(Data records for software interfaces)
|---|

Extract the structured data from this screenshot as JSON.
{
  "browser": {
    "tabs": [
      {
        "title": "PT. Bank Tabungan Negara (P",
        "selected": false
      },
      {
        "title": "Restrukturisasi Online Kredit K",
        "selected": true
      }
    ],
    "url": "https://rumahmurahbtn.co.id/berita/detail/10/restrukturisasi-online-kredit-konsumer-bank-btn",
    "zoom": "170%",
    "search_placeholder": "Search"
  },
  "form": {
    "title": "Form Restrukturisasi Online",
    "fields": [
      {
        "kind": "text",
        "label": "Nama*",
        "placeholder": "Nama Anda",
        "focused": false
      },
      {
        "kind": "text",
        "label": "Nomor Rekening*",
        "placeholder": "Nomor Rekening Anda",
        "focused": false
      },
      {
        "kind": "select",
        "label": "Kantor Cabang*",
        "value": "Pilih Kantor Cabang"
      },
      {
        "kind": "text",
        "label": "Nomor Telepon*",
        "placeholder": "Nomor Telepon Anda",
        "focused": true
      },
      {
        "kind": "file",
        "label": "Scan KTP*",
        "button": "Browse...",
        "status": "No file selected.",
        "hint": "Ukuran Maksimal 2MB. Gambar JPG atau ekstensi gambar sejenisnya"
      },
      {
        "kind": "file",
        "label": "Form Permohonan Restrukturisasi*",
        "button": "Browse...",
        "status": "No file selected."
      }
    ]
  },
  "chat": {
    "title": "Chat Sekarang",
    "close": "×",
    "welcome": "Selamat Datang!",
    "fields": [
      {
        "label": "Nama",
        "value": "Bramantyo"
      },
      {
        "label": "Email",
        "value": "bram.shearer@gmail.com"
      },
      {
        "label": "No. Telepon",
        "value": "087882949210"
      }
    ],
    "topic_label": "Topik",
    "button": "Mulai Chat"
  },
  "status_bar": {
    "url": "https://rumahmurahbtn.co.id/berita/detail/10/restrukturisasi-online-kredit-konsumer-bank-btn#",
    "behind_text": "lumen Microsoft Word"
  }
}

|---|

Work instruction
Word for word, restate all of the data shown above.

Solution
Extract the structured data from this screenshot as JSON.
{
  "browser": {
    "tabs": [
      {
        "title": "PT. Bank Tabungan Negara (P",
        "selected": false
      },
      {
        "title": "Restrukturisasi Online Kredit K",
        "selected": true
      }
    ],
    "url": "https://rumahmurahbtn.co.id/berita/detail/10/restrukturisasi-online-kredit-konsumer-bank-btn",
    "zoom": "170%",
    "search_placeholder": "Search"
  },
  "form": {
    "title": "Form Restrukturisasi Online",
    "fields": [
      {
        "kind": "text",
        "label": "Nama*",
        "placeholder": "Nama Anda",
        "focused": false
      },
      {
        "kind": "text",
        "label": "Nomor Rekening*",
        "placeholder": "Nomor Rekening Anda",
        "focused": false
      },
      {
        "kind": "select",
        "label": "Kantor Cabang*",
        "value": "Pilih Kantor Cabang"
      },
      {
        "kind": "text",
        "label": "Nomor Telepon*",
        "placeholder": "Nomor Telepon Anda",
        "focused": true
      },
      {
        "kind": "file",
        "label": "Scan KTP*",
        "button": "Browse...",
        "status": "No file selected.",
        "hint": "Ukuran Maksimal 2MB. Gambar JPG atau ekstensi gambar sejenisnya"
      },
      {
        "kind": "file",
        "label": "Form Permohonan Restrukturisasi*",
        "button": "Browse...",
        "status": "No file selected."
      }
    ]
  },
  "chat": {
    "title": "Chat Sekarang",
    "close": "×",
    "welcome": "Selamat Datang!",
    "fields": [
      {
        "label": "Nama",
        "value": "Bramantyo"
      },
      {
        "label": "Email",
        "value": "bram.shearer@gmail.com"
      },
      {
        "label": "No. Telepon",
        "value": "087882949210"
      }
    ],
    "topic_label": "Topik",
    "button": "Mulai Chat"
  },
  "status_bar": {
    "url": "https://rumahmurahbtn.co.id/berita/detail/10/restrukturisasi-online-kredit-konsumer-bank-btn#",
    "behind_text": "lumen Microsoft Word"
  }
}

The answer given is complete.